Getting People Involved

The key to making an impact in a watershed is getting the community involved [PDF]. It took more than one person to get the watershed in the shape it is in and will take many more people to restore and protect it. Partnerships are the key to making real change in a watershed. Since watersheds cross jurisdictional lines, every interest in the watershed should be represented to discover common goals, leverage resources and avoid unnecessary resistance to implementation of the plan.

People, businesses, institutions and organizations who have a vested interest in the watershed are referred to as “stakeholders.” The various stakeholders in your watershed will likely have different expectations of how the watershed should be managed. Harness the diversity of ideas that will be shared in meetings, at events and through the grapevine and put them to work in your watershed.


Using the media to get the word out about a watershed planning effort will help you reach many more people than public meetings or workshops. But how do you get the media’s attention? Creating Effective Relationships with the Media [PDF] is a publication of the Natural Resources Conservation Service that provides some tips on how to get your watershed story in print or on the air.

In addition to traditional print, radio and television media, many watershed groups have turned to listservs, social media and other high-tech methods to inform the public of their activities. Thinking of developing an e-news option for your stakeholders? Check out the E-News Option Comparison [PDF] and Presentation [PDF]. This comparison is the final product of a project presented by participants in the Indiana Watershed Leadership Academy in 2008. It compares different means of delivering e-news and the costs, advantages and disadvantages of each. If you are interested in building a large e-distribution list and would like to learn the different ways you can manage your membership, this is a good synopsis.

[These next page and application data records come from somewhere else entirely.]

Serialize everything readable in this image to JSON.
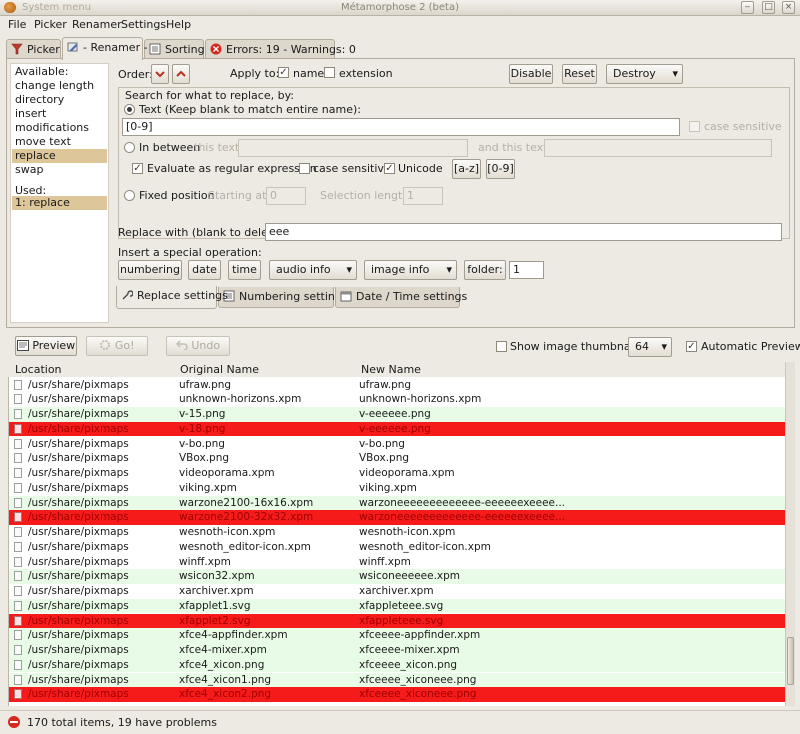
{
  "window": {
    "title": "Métamorphose 2 (beta)",
    "system_menu": "System menu"
  },
  "menu": {
    "file": "File",
    "picker": "Picker",
    "renamer": "Renamer",
    "settings": "Settings",
    "help": "Help"
  },
  "tabs": {
    "picker": "Picker",
    "renamer": "- Renamer -",
    "sorting": "Sorting",
    "errors": "Errors: 19 - Warnings: 0"
  },
  "available": {
    "header": "Available:",
    "items": [
      "change length",
      "directory",
      "insert",
      "modifications",
      "move text",
      "replace",
      "swap"
    ],
    "selected_index": 5
  },
  "used": {
    "header": "Used:",
    "items": [
      "1: replace"
    ]
  },
  "order": {
    "label": "Order:"
  },
  "apply_to": {
    "label": "Apply to:",
    "name": "name",
    "extension": "extension",
    "name_checked": true,
    "extension_checked": false
  },
  "actions": {
    "disable": "Disable",
    "reset": "Reset",
    "destroy": "Destroy"
  },
  "search": {
    "frame_label": "Search for what to replace, by:",
    "text_option": "Text (Keep blank to match entire name):",
    "text_value": "[0-9]",
    "case_sensitive_right": "case sensitive",
    "in_between": "In between",
    "this_text": "this text:",
    "and_this_text": "and this text:",
    "evaluate_regex": "Evaluate as regular expression",
    "case_sensitive": "case sensitive",
    "unicode": "Unicode",
    "regex_az": "[a-z]",
    "regex_09": "[0-9]",
    "fixed_position": "Fixed position",
    "starting_at": "Starting at:",
    "starting_value": "0",
    "selection_length": "Selection length:",
    "selection_value": "1"
  },
  "replace_with": {
    "label": "Replace with (blank to delete):",
    "value": "eee"
  },
  "special": {
    "label": "Insert a special operation:",
    "numbering": "numbering",
    "date": "date",
    "time": "time",
    "audio_info": "audio info",
    "image_info": "image info",
    "folder": "folder:",
    "folder_value": "1"
  },
  "bottom_tabs": {
    "replace": "Replace settings",
    "numbering": "Numbering settings",
    "datetime": "Date / Time settings"
  },
  "toolbar": {
    "preview": "Preview",
    "go": "Go!",
    "undo": "Undo",
    "thumbnails_label": "Show image thumbnails",
    "thumbnails_checked": false,
    "thumb_size": "64",
    "auto_preview": "Automatic Preview",
    "auto_preview_checked": true
  },
  "table": {
    "columns": [
      "Location",
      "Original Name",
      "New Name"
    ],
    "rows": [
      {
        "location": "/usr/share/pixmaps",
        "original": "ufraw.png",
        "new": "ufraw.png",
        "status": "none"
      },
      {
        "location": "/usr/share/pixmaps",
        "original": "unknown-horizons.xpm",
        "new": "unknown-horizons.xpm",
        "status": "none"
      },
      {
        "location": "/usr/share/pixmaps",
        "original": "v-15.png",
        "new": "v-eeeeee.png",
        "status": "ok"
      },
      {
        "location": "/usr/share/pixmaps",
        "original": "v-18.png",
        "new": "v-eeeeee.png",
        "status": "err"
      },
      {
        "location": "/usr/share/pixmaps",
        "original": "v-bo.png",
        "new": "v-bo.png",
        "status": "none"
      },
      {
        "location": "/usr/share/pixmaps",
        "original": "VBox.png",
        "new": "VBox.png",
        "status": "none"
      },
      {
        "location": "/usr/share/pixmaps",
        "original": "videoporama.xpm",
        "new": "videoporama.xpm",
        "status": "none"
      },
      {
        "location": "/usr/share/pixmaps",
        "original": "viking.xpm",
        "new": "viking.xpm",
        "status": "none"
      },
      {
        "location": "/usr/share/pixmaps",
        "original": "warzone2100-16x16.xpm",
        "new": "warzoneeeeeeeeeeeee-eeeeeexeeee...",
        "status": "ok"
      },
      {
        "location": "/usr/share/pixmaps",
        "original": "warzone2100-32x32.xpm",
        "new": "warzoneeeeeeeeeeeee-eeeeeexeeee...",
        "status": "err"
      },
      {
        "location": "/usr/share/pixmaps",
        "original": "wesnoth-icon.xpm",
        "new": "wesnoth-icon.xpm",
        "status": "none"
      },
      {
        "location": "/usr/share/pixmaps",
        "original": "wesnoth_editor-icon.xpm",
        "new": "wesnoth_editor-icon.xpm",
        "status": "none"
      },
      {
        "location": "/usr/share/pixmaps",
        "original": "winff.xpm",
        "new": "winff.xpm",
        "status": "none"
      },
      {
        "location": "/usr/share/pixmaps",
        "original": "wsicon32.xpm",
        "new": "wsiconeeeeee.xpm",
        "status": "ok"
      },
      {
        "location": "/usr/share/pixmaps",
        "original": "xarchiver.xpm",
        "new": "xarchiver.xpm",
        "status": "none"
      },
      {
        "location": "/usr/share/pixmaps",
        "original": "xfapplet1.svg",
        "new": "xfappleteee.svg",
        "status": "ok"
      },
      {
        "location": "/usr/share/pixmaps",
        "original": "xfapplet2.svg",
        "new": "xfappleteee.svg",
        "status": "err"
      },
      {
        "location": "/usr/share/pixmaps",
        "original": "xfce4-appfinder.xpm",
        "new": "xfceeee-appfinder.xpm",
        "status": "ok"
      },
      {
        "location": "/usr/share/pixmaps",
        "original": "xfce4-mixer.xpm",
        "new": "xfceeee-mixer.xpm",
        "status": "ok"
      },
      {
        "location": "/usr/share/pixmaps",
        "original": "xfce4_xicon.png",
        "new": "xfceeee_xicon.png",
        "status": "ok"
      },
      {
        "location": "/usr/share/pixmaps",
        "original": "xfce4_xicon1.png",
        "new": "xfceeee_xiconeee.png",
        "status": "ok"
      },
      {
        "location": "/usr/share/pixmaps",
        "original": "xfce4_xicon2.png",
        "new": "xfceeee_xiconeee.png",
        "status": "err"
      }
    ]
  },
  "status": {
    "text": "170 total items, 19 have problems"
  },
  "colors": {
    "selected": "#dcc69a",
    "ok_row": "#e8fbe6",
    "error_row": "#f51b1b"
  }
}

Keep in mind that there are many ways to get your message out – what might work for one watershed might not work for another. The important thing is that people are aware of your watershed effort and how they can play a part.

Public Officials

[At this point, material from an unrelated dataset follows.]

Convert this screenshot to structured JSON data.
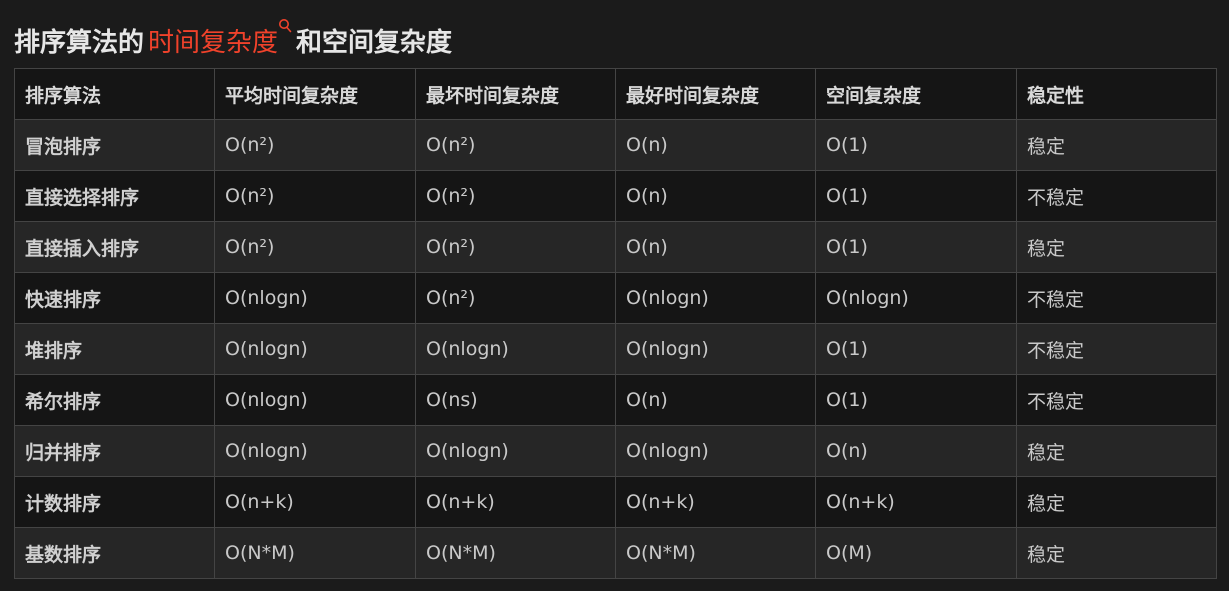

Some changes that need to be made in a watershed are too big for a small group to tackle. It may be necessary to propose a policy change through the appropriate government authority or homeowner’s association. In order to effect public policy change, watershed groups need to work with local decision makers. It can be difficult for local decision makers to understand watershed group concerns if they do not have accurate information or have pressure from other sectors. An additional complication is that, in some parts of the State, water quantity (flooding) is often a priority before water quality. Watershed groups facing this issue can remind their public officials of the detriments of poor water quality: public health dangers of/loss of opportunity to recreate in polluted waters; lower property values associated with properties near polluted waters versus those on high quality waters; and the added expense [PDF] to clean polluted waters to safe drinking standards.

Several tools are available to help watershed groups work with public officials so that policies are compatible with water quality goals:

  • Nonpoint Education for Municipal Officials:
    • This website targets land use education to local officials. Start with the “Tools and Resources” section. Especially check out the Fact Sheets Soapbox Editorials under “Publications.” You’ll need to sift through the Connecticut-specific information to get to wide-range applicable materials, but we think it’s worth it.
  • Influence the Process of Community Decision Making:
    • New resource reference material coming soon.

In the watershed management world, two heads are better than one. For more information on getting other people involved, see also: